In a season filled with few ups that were tucked away within more downs, the Phillies certainly had some bright spots.
Which players saw their stock rise the most? On the flip side, who took the biggest hit?
All he did was lead the team with a .294 average and put an end to any discussion that he should hit the bench in favor of J.P. Crawford. Hernandez batted well over .300 over the final two months, including a monster month of September that saw him knock in 22 runs. The Phillies will find a way to play him in 2017.
A bit of a surprise, Asher came in and started just five games, but definitely left an impression while making a strong case for next season. He went 2-1 with a 2.28 ERA while striking out 13 guys compared to just four free passes. His three quality starts, too, should serve well for him when vying for a spot in the spring.
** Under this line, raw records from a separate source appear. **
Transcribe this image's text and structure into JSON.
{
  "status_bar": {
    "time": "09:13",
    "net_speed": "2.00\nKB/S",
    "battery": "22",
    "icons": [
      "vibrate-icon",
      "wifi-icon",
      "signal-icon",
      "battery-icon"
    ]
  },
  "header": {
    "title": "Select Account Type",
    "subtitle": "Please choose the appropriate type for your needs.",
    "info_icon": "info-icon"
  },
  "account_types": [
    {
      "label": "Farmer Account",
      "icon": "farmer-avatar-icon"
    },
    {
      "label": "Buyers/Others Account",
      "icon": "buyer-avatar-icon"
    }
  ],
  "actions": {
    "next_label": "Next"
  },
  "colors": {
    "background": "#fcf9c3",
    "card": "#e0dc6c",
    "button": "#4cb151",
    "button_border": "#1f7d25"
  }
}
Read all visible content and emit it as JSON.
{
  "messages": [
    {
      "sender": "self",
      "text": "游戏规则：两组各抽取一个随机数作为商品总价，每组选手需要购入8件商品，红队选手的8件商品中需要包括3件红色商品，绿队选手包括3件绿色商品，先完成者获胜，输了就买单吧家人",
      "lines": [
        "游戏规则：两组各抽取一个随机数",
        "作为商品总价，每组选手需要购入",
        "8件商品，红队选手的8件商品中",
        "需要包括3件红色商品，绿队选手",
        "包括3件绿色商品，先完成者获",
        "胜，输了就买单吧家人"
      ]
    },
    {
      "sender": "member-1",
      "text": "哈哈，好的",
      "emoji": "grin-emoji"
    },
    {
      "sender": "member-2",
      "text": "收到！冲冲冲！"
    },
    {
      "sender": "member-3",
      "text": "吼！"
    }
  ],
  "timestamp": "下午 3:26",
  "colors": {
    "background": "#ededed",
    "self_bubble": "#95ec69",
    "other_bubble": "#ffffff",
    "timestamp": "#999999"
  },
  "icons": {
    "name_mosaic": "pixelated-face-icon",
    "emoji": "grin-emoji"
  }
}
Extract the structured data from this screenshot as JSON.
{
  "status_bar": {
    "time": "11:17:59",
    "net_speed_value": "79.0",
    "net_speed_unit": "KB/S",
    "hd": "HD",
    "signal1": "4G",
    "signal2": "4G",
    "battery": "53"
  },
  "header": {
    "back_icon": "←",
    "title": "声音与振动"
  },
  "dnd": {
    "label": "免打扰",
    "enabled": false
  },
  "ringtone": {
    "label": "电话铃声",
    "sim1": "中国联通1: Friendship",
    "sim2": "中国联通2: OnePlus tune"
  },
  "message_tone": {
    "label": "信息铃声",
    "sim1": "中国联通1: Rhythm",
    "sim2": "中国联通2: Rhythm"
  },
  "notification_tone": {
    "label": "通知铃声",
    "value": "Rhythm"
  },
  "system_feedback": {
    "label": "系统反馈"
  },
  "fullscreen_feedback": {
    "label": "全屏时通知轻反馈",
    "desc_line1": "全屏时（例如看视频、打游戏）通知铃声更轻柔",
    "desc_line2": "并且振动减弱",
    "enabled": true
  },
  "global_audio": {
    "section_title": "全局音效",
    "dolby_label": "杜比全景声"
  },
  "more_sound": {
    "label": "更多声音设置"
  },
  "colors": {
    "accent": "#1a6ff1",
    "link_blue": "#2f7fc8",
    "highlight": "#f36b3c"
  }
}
Talk about showing up at an opportune time. Rupp played over 100 games for the first time in his career, batting .252 with 54 RBI and 16 RBI. The 28-year-old could feel guys like Jorge Alfaro creeping up within the organization and went out and produced at a respectable clip. Will it be enough to keep him starting next season? Spring training will decide that, but right now, the ticker is pointing up for the Texas native.
Huh? No, his stock in Philadelphia didn’t change, but his prospectus heading into free agency should improve. Any American League team in need of a designated hitter will take a look at the 36-year-old. He won’t ever be an average hitter, he may never eclipse .240 again, but his 25 home runs were more than he had since 2011. His 59 RBI weren’t where they normally be, but seeing his power swing come back has to help his cause for a one-year deal.
Like Howard, Hellickson improved his free agency value. Unlike Howard, he did it in grand fashion. Hellickson was the team’s best pitcher, looked dominant at times, and is all but certain to receive a healthy contract this winter.
With Crawford scratching at the surface for a spot on the Opening Day roster next spring, Galvis didn’t do himself any favors this season. His .241 average was 20 points lower than 2015, and his on-base percentage also took a hit by almost 30 points. His defense remained reliable, but his bat won’t keep him in the lineup.
This was a complete 180. At the midway point, he was among the top closers in baseball with 24 saves. His numbers post-All Star break were dismal. He had an 8.33 ERA in 31 appearances, blowing four saves. He was only able to close out 13 games in the second half. Gomez looked as though he cemented himself as the closer for next season – that changed.
Perhaps not expected to do a whole lot this season, Goeddel didn’t do a whole lot in his first run with the club. He played well in the field, but didn’t prove anything with his bat, collecting a .192 average in 213 at-bats.